The contemporary cineplex resembles something out of Brave New World or 1984: Row after row of shoebox-shaped rooms filled with chairs, each armrest featuring an enormous cup holder, encouraging the viewer to buy buckets of popcorn and cisterns of pop.
But in small screening rooms across Seattle (see sidebar next page), a different diet of film can be found. Dubbed "microcinemas," these venues for film range from the back rooms of bars to the flagship of the trend, the Grand Illusion. Microcinemas show experimental shorts, new low-budget films, classic film noir, lurid camp trash—the only constant is that someone cared enough to screen it.
"There's always been people showing these films," says Robert Graves, who curates movies upstairs at Scarecrow Video. "We're just looking to see films we can't see elsewhere."
Erick Larson, one of the mainstays of Shining Moment, which screens obscure older movies at the Speakeasy, agrees. "When we started, our charter was 'Exploring the neglected pathways of cinema.'" Jon Behrens, of Cinema 18, is more blunt: "There's just a lot of crap being shown. People are getting tired of paying $8 to go see crap when you can pay a little money to see something fun and hang out and smoke cigarettes."

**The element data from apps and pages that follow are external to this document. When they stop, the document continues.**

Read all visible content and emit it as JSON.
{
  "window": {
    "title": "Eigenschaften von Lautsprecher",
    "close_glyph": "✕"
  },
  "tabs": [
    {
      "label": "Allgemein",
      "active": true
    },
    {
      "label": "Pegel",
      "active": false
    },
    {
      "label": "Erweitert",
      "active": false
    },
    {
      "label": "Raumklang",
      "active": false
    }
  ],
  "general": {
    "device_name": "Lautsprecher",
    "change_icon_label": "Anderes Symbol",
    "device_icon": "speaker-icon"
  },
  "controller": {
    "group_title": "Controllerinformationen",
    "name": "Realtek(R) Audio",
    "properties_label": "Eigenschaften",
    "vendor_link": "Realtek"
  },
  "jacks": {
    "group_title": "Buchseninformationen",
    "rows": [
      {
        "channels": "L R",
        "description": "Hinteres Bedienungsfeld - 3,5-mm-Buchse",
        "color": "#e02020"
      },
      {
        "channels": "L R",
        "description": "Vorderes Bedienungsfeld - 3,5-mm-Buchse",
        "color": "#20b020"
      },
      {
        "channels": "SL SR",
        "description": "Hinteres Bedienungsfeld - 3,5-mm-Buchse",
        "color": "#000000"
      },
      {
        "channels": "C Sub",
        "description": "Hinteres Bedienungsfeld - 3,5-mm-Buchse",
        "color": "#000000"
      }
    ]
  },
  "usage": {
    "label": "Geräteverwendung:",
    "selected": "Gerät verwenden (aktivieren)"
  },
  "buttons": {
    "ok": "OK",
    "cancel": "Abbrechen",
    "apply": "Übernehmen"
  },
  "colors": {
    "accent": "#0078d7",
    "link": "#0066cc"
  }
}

Much of the movement's growth comes from places that don't usually show films. "When you only have a few bars, they just get bands," theorizes Larson. "But when they have to be competitive, venues look for other things, especially on off nights. Showing films has gotten a reputation for being cool, and they make money from food and drink—it's an economic incentive."
Joel Bachar, who runs Independent Exposure, another series at the Speakeasy, says, "The shift in acceptance by the press has been dramatic. I had a hell of a time just getting listed in the calendar sections for the first year. Now everyone from the [Seattle] Times to Sidewalk.com lists even obscure films appearing in community centers. The rise in public awareness is dramatic."
Many of the driving forces behind microcinemas are filmmakers themselves. Says Graves, "When I built up the theater at Scarecrow, I was hoping to generate the income to make my own film. It quickly became clear that was never going to happen." Reed O'Beirne, whose screenings of Super-8 films should return to the Alibi Room this fall, asserts the low-budget ethos that underlies many of these microcinemas: "If you have an idea and a camcorder, and can convince some friends to help you, you can make a film for practically nothing—if you have a creative idea, which is the hard part. It's a strange art form, where you have to be a great poet and a salesman as well."
Cinema 18, like the Grand Illusion, aspires to be both an outlet and a support system for new films; the small screening room also serves as a studio for film shoots. Says Behrens, "Anyone who has a film they've made and want to show, they should talk to us. We're not a club. Regardless of whether it's good or bad, if you made it, it deserves to be seen, at least once. Some of my favorite films are regarded as some of the worst films ever made, like Plan 9 from Outer Space or Jesse James Meets Frankenstein's Daughter—those are all gems of cinematic history."